>

久久婷婷五月综合色啪 加比勒久久综合久久爱 色噜噜狠狠综合在线 久久导航最好的福利

时间: 2019年12月08日 14:30

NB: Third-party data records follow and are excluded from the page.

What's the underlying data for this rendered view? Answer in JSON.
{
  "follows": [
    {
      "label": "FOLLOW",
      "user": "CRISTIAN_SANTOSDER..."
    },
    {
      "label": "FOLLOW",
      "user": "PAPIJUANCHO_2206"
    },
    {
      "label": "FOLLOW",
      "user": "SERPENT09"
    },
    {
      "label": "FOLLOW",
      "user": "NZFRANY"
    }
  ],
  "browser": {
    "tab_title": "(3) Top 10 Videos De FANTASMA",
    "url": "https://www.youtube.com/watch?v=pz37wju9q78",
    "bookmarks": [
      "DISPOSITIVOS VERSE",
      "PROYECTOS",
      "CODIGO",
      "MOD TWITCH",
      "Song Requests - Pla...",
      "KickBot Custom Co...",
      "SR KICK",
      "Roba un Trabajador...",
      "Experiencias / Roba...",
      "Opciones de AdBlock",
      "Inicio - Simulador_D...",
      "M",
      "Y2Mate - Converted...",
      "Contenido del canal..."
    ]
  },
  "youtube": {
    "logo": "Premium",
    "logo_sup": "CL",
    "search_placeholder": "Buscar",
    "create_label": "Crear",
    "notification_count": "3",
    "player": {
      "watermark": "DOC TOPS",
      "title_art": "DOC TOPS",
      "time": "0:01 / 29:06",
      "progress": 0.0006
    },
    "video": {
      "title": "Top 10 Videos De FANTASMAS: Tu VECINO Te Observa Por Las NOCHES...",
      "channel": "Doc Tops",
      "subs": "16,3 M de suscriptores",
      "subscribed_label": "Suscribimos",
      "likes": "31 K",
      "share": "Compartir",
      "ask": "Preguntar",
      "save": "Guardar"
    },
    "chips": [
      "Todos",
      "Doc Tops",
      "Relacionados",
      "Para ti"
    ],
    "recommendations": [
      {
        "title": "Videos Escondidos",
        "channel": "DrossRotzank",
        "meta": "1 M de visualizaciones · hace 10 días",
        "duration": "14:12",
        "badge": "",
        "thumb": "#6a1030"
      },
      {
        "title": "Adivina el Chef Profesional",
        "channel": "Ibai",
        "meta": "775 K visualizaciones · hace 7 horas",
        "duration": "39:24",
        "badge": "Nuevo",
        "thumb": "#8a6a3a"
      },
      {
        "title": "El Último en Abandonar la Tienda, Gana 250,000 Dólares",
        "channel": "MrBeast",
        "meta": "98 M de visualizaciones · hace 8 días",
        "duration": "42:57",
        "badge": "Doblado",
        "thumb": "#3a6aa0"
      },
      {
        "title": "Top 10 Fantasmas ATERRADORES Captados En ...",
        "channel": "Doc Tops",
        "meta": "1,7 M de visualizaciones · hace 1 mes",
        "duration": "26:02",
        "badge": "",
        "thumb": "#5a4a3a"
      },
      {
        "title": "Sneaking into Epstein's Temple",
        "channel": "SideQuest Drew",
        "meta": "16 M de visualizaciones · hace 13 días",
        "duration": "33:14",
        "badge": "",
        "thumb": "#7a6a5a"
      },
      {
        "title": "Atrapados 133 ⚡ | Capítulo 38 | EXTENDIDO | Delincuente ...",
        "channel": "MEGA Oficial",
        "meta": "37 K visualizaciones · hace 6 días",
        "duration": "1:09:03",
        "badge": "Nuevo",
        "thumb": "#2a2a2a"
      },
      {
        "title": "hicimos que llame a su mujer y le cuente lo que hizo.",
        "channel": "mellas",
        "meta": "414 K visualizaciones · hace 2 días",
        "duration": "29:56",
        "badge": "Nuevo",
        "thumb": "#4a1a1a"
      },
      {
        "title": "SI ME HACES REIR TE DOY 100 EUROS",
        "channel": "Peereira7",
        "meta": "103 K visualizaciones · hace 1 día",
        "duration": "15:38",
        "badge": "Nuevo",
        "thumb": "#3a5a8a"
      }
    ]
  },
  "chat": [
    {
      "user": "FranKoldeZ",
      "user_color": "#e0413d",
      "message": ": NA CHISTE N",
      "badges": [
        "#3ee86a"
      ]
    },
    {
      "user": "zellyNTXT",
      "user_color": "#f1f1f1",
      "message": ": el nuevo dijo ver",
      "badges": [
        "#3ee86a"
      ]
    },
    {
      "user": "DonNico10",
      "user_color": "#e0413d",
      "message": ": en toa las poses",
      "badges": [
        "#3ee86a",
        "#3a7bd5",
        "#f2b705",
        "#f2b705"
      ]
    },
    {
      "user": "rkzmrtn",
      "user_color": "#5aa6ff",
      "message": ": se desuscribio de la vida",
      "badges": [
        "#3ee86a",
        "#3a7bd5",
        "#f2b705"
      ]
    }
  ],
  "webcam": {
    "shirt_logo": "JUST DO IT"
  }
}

He turned his back upon Eyre Street Hill and walked down Leather Lane into Holborn. Each step he took, each face or object that he knew, helped at once to link him on to the life he had led before his imprisonment, and at the same time to make him feel how completely that imprisonment had cut his life into two parts, the one of which could bear no resemblance to the other. Or if not thus, I'm sure he wou'd despise, After alluding to the manner of her earlier English life, and contrasting it with the manner of her existence at Batala, where 鈥榯wo chairs were placed on two sides of a table in a large and almost unfurnished room,鈥?Mr. Clark continues: 鈥楳iss Tucker ate very little. She always told us to tell her beforehand if we were going to see her, in order that she might have something to place before us. There was then no railway; and everything had to be brought from Amritsar once or twice a week. The bread often became very hard. She sometimes said, 鈥淒o try this piece; it seems a little softer.鈥?Her guests were thinking all the time of her tender gums, and of her teeth which were no longer young.鈥? Of Man's almost Omnipotent Amours. The Chief's face was expressive of satisfaction in the highest degree, and could hardly have deceived the young Englishman with reference to what was passing in his thoughts. They left the office together at twilight and strolled beyond the village by a pleasant walk to the White House. It was a clear, calm evening, with hardly a sound to break the stillness but a cow-bell tinkling in the distance, the hum of insects and the rushing water. As they entered a grove of stately trees they beheld an unexpected vision. It was Abbie. Her proud dark eyes were fixed upon the ground as though some passion or struggle were raging within. By her side was Thomas Brigham, who stood looking intently into her face, holding her hand meanwhile. 鈥極n board a huge River Steamer, 久久婷婷五月综合色啪 加比勒久久综合久久爱 色噜噜狠狠综合在线 久久导航最好的福利 "What is its population?" asked Mr. Papineau. 鈥楧o you ever note what is the first waking thought when consciousness returns in the morning?... The other day my thought on awakening was so very odd, that it made an impression by its very strangeness. I could not imagine what could have put it into my head, and you will smile when you read it. 鈥淭he snuffers were of gold!鈥?I have not so much as seen snuffers since I came to India.... Why on earth should my waking thought be of them? 鈥淲ell,鈥?considered I, 鈥渟nuffers are worthy of mention in the Bible; and those in the Temple were of gold. What can I make out of this thought?鈥? "I cannot pass over this account," continued Mr. Wright, "without referring to a sauvage, from whom we received great kindness. We met him with his wife drawing a child upon a bark sleigh. They looked at us with astonishment. They viewed us as though we had come from the clouds, walking around our teams and trying to talk with us concerning the ice, but not a word could we understand. We then observed him giving directions to his squaw, who immediately left him and went to the woods, while he proceeded to the head of our company, without promise of fee or reward, with his small axe trying the ice at almost every step. We proceeded in this way without meeting with any accident for about six days, when we arrived safely at the township of Hull. We had some trouble in cutting the brush and ascending the height, which is about twenty feet from the water. Our sauvage, after seeing us safely up the bank, spent the night with us and made us to understand that he must return to his squaw and child, and after receiving presents for his great services, took his departure." If life looked black and forbidding then, it was a thousand times worse when he got to school. A cross-grained old man鈥攊t was Mr. Bellhouse, Lady Farrington鈥檚 solicitor鈥攅scorted him thither, and snubbed him all the way. The old lawyer was a little sick of her ladyship鈥檚 caprices, and considered this last the most serious of all. But it was none of Herbert鈥檚 fault, and the poor woe-begone home-sick lad did not deserve to be made to answer for Lady Farrington鈥檚 sins. At school he was left stranded, like a waif of the sea upon an unknown shore. Presently the natives, troops of little savage school-boys, swooped down upon him to scalp and torture him. He was pestered with questions, and his[40] hair pulled, his strange wide-awake was jeered at, and given to the winds. Cramp. May I trouble you, Ma鈥檃m, to let me see your letter of introduction from Lady Myres again?